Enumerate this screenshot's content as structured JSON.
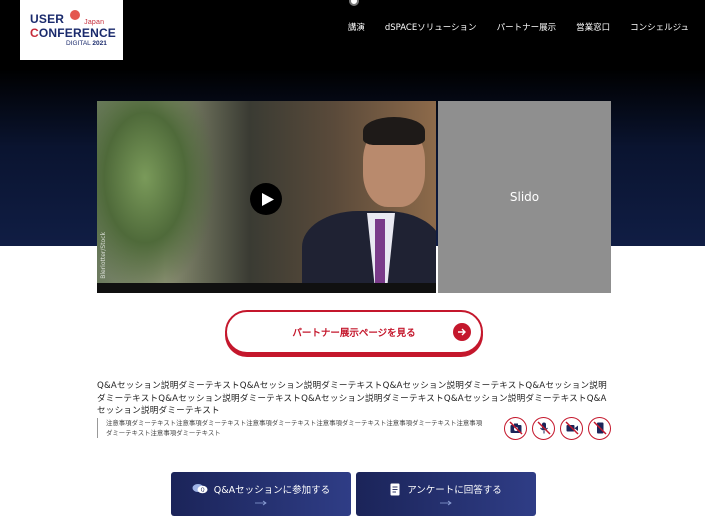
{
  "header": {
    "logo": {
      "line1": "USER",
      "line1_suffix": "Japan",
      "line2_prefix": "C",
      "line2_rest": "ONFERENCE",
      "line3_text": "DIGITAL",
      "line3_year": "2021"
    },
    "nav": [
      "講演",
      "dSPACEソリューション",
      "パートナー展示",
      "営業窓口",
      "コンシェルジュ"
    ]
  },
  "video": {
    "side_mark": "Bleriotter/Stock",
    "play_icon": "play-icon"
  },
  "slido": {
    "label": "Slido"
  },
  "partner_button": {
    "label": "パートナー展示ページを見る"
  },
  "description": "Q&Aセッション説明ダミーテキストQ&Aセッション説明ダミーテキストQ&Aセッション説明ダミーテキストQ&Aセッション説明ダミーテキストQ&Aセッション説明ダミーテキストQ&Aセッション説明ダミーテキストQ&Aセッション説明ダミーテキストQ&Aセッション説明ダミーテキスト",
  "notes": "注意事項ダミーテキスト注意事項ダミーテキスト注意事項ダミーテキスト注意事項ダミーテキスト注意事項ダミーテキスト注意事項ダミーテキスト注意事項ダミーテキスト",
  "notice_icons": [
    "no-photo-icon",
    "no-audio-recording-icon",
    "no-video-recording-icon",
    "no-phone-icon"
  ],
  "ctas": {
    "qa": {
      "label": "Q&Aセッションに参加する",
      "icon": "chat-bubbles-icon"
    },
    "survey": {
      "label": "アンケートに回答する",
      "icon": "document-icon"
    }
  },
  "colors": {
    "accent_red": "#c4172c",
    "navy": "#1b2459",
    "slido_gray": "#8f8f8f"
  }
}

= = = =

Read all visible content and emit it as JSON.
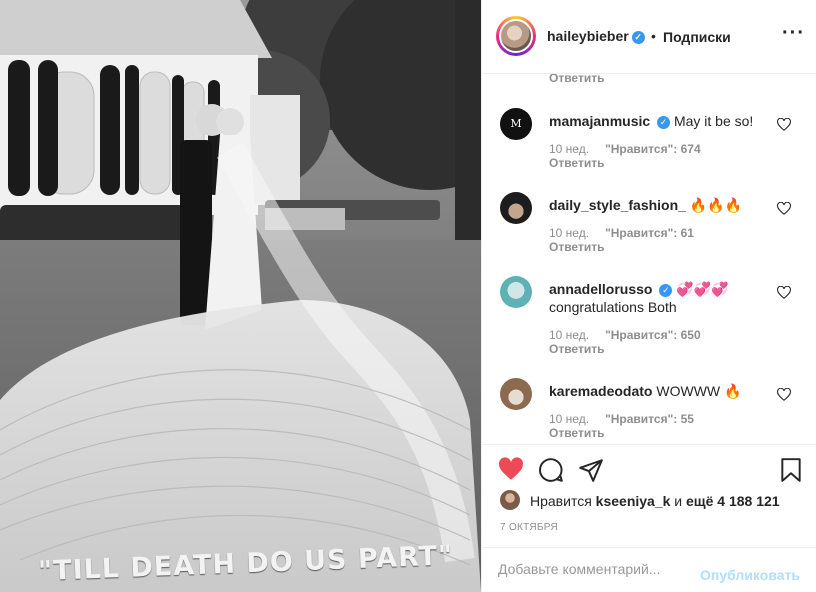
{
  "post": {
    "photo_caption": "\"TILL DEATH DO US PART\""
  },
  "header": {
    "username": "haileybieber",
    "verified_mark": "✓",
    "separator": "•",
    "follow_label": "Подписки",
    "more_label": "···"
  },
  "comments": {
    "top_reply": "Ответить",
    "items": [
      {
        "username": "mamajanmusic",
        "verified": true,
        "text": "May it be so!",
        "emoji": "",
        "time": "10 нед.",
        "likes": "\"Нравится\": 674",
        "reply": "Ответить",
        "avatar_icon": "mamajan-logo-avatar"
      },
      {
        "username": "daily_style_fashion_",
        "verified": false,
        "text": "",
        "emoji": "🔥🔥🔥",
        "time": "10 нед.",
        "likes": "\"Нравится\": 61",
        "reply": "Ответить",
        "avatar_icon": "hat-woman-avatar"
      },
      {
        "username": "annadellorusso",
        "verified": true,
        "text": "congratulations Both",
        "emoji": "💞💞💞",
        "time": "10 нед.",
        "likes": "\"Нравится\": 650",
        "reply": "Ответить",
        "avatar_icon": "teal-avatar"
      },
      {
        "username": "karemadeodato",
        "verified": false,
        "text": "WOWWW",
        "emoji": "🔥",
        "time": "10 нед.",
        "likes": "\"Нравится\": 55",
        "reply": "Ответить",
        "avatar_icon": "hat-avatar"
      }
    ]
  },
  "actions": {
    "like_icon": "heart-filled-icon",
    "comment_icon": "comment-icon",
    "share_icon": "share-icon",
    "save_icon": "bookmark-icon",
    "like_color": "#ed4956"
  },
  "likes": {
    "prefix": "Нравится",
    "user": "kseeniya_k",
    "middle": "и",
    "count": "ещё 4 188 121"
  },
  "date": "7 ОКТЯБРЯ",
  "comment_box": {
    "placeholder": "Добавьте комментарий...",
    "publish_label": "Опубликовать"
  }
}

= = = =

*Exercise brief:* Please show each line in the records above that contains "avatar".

*Completed task:*
        "avatar_icon": "mamajan-logo-avatar"
        "avatar_icon": "hat-woman-avatar"
        "avatar_icon": "teal-avatar"
        "avatar_icon": "hat-avatar"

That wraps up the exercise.